I am excited to announce that there is a new addition to the Need More Cars garage – a 1976 BMW 2002. The model in question was featured here in a “Need This Car” post.I picked up the car on January 12 and it’s parked in the spot previously occupied by the Porsche.
This BMW had sat in front of a repair shop for over a year, with a price tag on the windshield that would decrease every few months. It started at $6,700 and sometime this Fall it had dropped to $4,700. During our biennial New Year’s getaway in Woodinville, Washington, I was discussing this car with my wife. We were at a winery (not shocking to anyone who knows us) called Martedi. She was convinced she could get the car for less than $4,000. I believed $4,200 was probably the least the owner would be willing to take. She was determined to achieve victory in this negotiation.
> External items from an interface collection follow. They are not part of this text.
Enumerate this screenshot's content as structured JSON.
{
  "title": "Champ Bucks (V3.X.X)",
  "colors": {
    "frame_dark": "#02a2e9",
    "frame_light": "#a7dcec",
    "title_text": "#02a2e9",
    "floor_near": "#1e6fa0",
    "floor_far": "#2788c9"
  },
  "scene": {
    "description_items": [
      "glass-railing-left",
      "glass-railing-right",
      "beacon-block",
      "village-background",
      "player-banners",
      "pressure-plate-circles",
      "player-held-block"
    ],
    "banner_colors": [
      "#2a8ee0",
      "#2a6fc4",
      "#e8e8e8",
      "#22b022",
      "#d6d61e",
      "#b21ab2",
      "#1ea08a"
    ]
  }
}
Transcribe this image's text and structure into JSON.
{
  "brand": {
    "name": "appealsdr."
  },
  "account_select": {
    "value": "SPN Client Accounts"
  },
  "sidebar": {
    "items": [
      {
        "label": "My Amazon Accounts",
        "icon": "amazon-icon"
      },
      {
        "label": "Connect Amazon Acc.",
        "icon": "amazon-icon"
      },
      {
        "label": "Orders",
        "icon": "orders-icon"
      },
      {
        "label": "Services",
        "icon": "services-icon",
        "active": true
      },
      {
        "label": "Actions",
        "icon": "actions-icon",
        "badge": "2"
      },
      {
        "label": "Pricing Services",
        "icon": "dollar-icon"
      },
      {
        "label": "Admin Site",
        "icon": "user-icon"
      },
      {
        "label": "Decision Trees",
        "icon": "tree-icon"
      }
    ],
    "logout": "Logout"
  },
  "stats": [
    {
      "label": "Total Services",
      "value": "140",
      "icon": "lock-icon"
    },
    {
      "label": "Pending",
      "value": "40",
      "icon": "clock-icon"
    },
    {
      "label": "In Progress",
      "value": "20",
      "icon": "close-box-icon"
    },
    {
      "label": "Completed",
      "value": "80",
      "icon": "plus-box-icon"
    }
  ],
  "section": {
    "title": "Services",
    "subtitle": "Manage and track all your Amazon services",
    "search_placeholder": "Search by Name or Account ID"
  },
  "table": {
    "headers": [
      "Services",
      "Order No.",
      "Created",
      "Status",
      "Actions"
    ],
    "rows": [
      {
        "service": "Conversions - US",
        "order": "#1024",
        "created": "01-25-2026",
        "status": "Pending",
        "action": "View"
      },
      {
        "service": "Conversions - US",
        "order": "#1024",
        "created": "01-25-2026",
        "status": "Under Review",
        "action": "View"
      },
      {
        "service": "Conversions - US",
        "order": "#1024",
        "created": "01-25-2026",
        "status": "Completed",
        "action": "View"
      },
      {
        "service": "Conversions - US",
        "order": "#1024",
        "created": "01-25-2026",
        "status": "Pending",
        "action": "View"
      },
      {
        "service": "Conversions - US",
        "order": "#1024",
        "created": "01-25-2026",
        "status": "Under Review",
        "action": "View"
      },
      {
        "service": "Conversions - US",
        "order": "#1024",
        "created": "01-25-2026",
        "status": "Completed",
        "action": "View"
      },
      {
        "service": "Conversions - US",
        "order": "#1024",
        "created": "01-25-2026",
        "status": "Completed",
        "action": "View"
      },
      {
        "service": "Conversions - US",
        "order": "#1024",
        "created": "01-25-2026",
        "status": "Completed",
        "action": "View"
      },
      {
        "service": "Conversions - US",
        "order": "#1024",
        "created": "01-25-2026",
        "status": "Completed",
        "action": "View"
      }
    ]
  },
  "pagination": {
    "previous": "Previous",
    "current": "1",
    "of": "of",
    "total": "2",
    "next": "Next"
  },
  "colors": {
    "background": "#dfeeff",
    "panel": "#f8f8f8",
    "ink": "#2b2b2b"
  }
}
One morning she stopped by the garage to inquire about the 2002. She found out it was owned by a broker who wasn’t there at the time, but the shop owner who rented the downstairs space told her the broker had been offered and turned down $3,500, but he would probably take $3,700. Her detective work paid off. She contacted the owner, offered $3,750 and made the deal, 44% off of the original asking price.
I picked up the car a couple of days later and drove it home. Mechanically, it is in excellent condition. It starts immediately, the 2 liter engine loves to rev, there are no issues with the Weber carb, and steering is good. There are two things I noticed will need to be addressed – the brakes and clutch have an excessive amount of travel before engaging. Both systems are hydraulic, so I expect bleeding will be the answer.
This 2002 has a factory sunroof with a manual crank, 13″ BBS wheels and 175/70R13 tires on the rear and 185/70R13 tires on the front. This is an unusual combination that will need to be addressed. Who puts the wide tires on the front? Somewhere there is a tire shop worker with dyslexia.
Cosmetically the car is rough, in the vain of the ratty muscle cars that are in vogue these days. This car was originally Sahara (beige, to those of us unfamiliar with BMW paint nomenclature). A previous owner painted the car its current green color. I obviously don’t know what procedure was used to paint this car, but I speculate that they used a hair dryer to apply dust to the original paint and then sprayed the green using a pressure sprayer that one might use in one’s garden. I think they were going for a British Racing Green, which the car is clearly rejecting because of its German heritage. Kid 3, the seventeen year old, speculated that we might be able to peel the green paint off of the car in order to return it to its factory beige. He may be on to something there. There is a bit of rust here and there, so there will be some welding of new metal.
I want to drive the car for a bit to get a better idea of what it needs. After pulling a wheel to bleed the brakes, I discovered that one of the wheel cylinders is leaking and I’ve ordered new cylinders and brake shoes. Kid 3 changed the oil in the car, which hadn’t been done since the summer of 2013 according to the sticker on the windshield. I intend to keep the car true to its 2002 heritage while making some subtle modifications, such as 15×7 wheels and 195/55R15 tires. It will return to its original factory Sahara color and the interior will be renewed.
Stay tuned as I provide updates on the progress of the ’02. I’m looking forward to getting some miles in on this one.